The Watson family originally planted the tree that now overlooks PSU. Joseph Franklin Frank Watson, a Massachusetts-based merchant moved to Portland in 1871 and became a partner in Smith & Watson Iron Works, a firm producing many of the city’s cast iron storefronts and fire hydrants. It was around 1890 when Frank, his wife Mary, and their two kids moved into a new house on the corner of Hall and Park around which time one of them planted the now-famous beech.

The Watsons eventually moved and others moved in and out of the home as well until 1965 when Portland State purchased the home and demolished it to build the college library. It’s unknown why they kept the beech tree intact as there was no Portland arborist to jump in and save the storied tree, but it has long been a favorite feature on campus.

The London Street Tree
It was no surprise to learn that business owner Sylvester Farrell planted one of the many historic trees that still line the streets of Portland as prominent homeowners were often adding greenery to their neighborhoods. This is the story of the London Planetree, Plantanus x acerifolia.

Farrell was the owner of a feed and grocery store on Front and SW Alder with his business partner Richard Everding and served on the Portland City Council, as well as various community civic organizations. However, it was in front of his three-bedroom home on SW Park and Main where he chose to plant the tree that is still so well loved that it was second to be marked as a Heritage Tree. Originally planted in 1880, it was allegedly a gift from U.S. Senator J.N. Dolph.

While Portland is still regularly known as Stumptown due to early merchants cutting and clearing the forest, leaving only mud and stumps behind, this tree and many others show that there was another side to our booming city. In fact, while trees were indeed cleared to make room for industrialization, many 19th century settlers actually planted trees. As the city says, “If Portland was Stumptown, it quickly became Treetown!”

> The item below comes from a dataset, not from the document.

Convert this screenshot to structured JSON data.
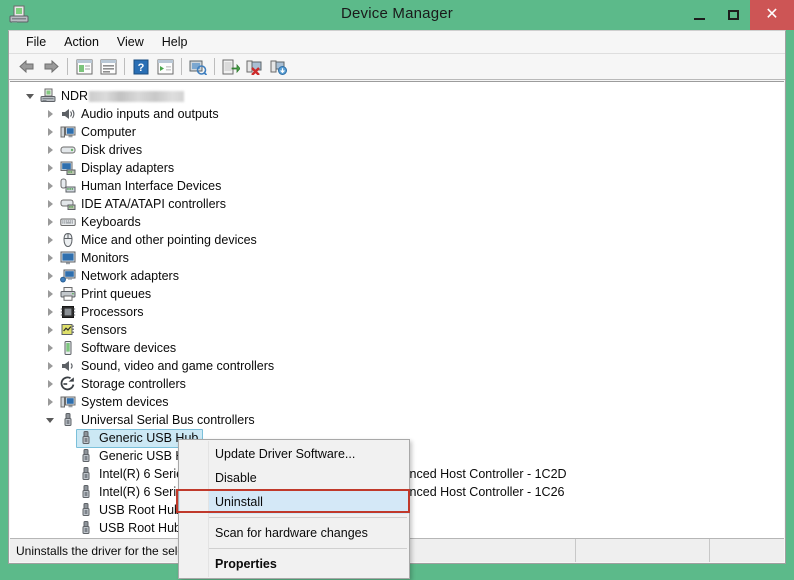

The Lincoln High Walnut
Ask any current or former student of Lincoln High School about the large Black Walnut, or Juglans nigra, and they will likely have a story to share. The tree fills so many locals with wonderful memories, but it has been making memories with Portlanders since the 1880s.

Years before there was ever a high school on the land that is now home to Lincoln, stood the newly constructed home of Jacob Kamm. Kamm was originally an immigrant from Switzerland and was a steamship engineer on the Sacramento River during the California gold rush of 1849. He moved to Oregon in 1850 eventually forming the Oregon Steam and Navigation Company. His fortune allowed him to build the home of his dreams, a mansion in the French Second Empire style.

Through the work of an early historic preservationist, Eric Ladd, the house was saved and moved to its current home on SW 20th, but the tree could not be relocated. It still remains in the same spot it was planted more than 100 years ago.

The Twin Elms
The English Elm, Ulmus minor var. vulgaris, and neighboring Dutch Elm, Ulmus x hollandica, are the only two Elms on Flanders Street to survive the 1962 Columbus Day Storm, the most devastating natural disaster in recorded Oregon history costing $5 billion and claiming 50 lives. The storm reached the power of a category three hurricane destroying Portland’s urban forest.

Then, a year later, the Dutch Elm was in jeopardy once again when the property owner wanted it removed because he was concerned with root intrusion. Thankfully, concerned citizens protested the removal and architect Lewis Cruncher even parked his car right next to the tree so it could not be cut down. Eventually, public pressure, press coverage, and research by a Portland arborist saved the tree.

“Heritage Trees embody our ideals, actions and environments at a given time in the past,” so whether you are a history buff, are looking for a new route to run, or want to take the family on a fun, free adventure, check out the many celebrated trees in Portland.

Click here for a free ten stop Heritage Tree walking tour guide.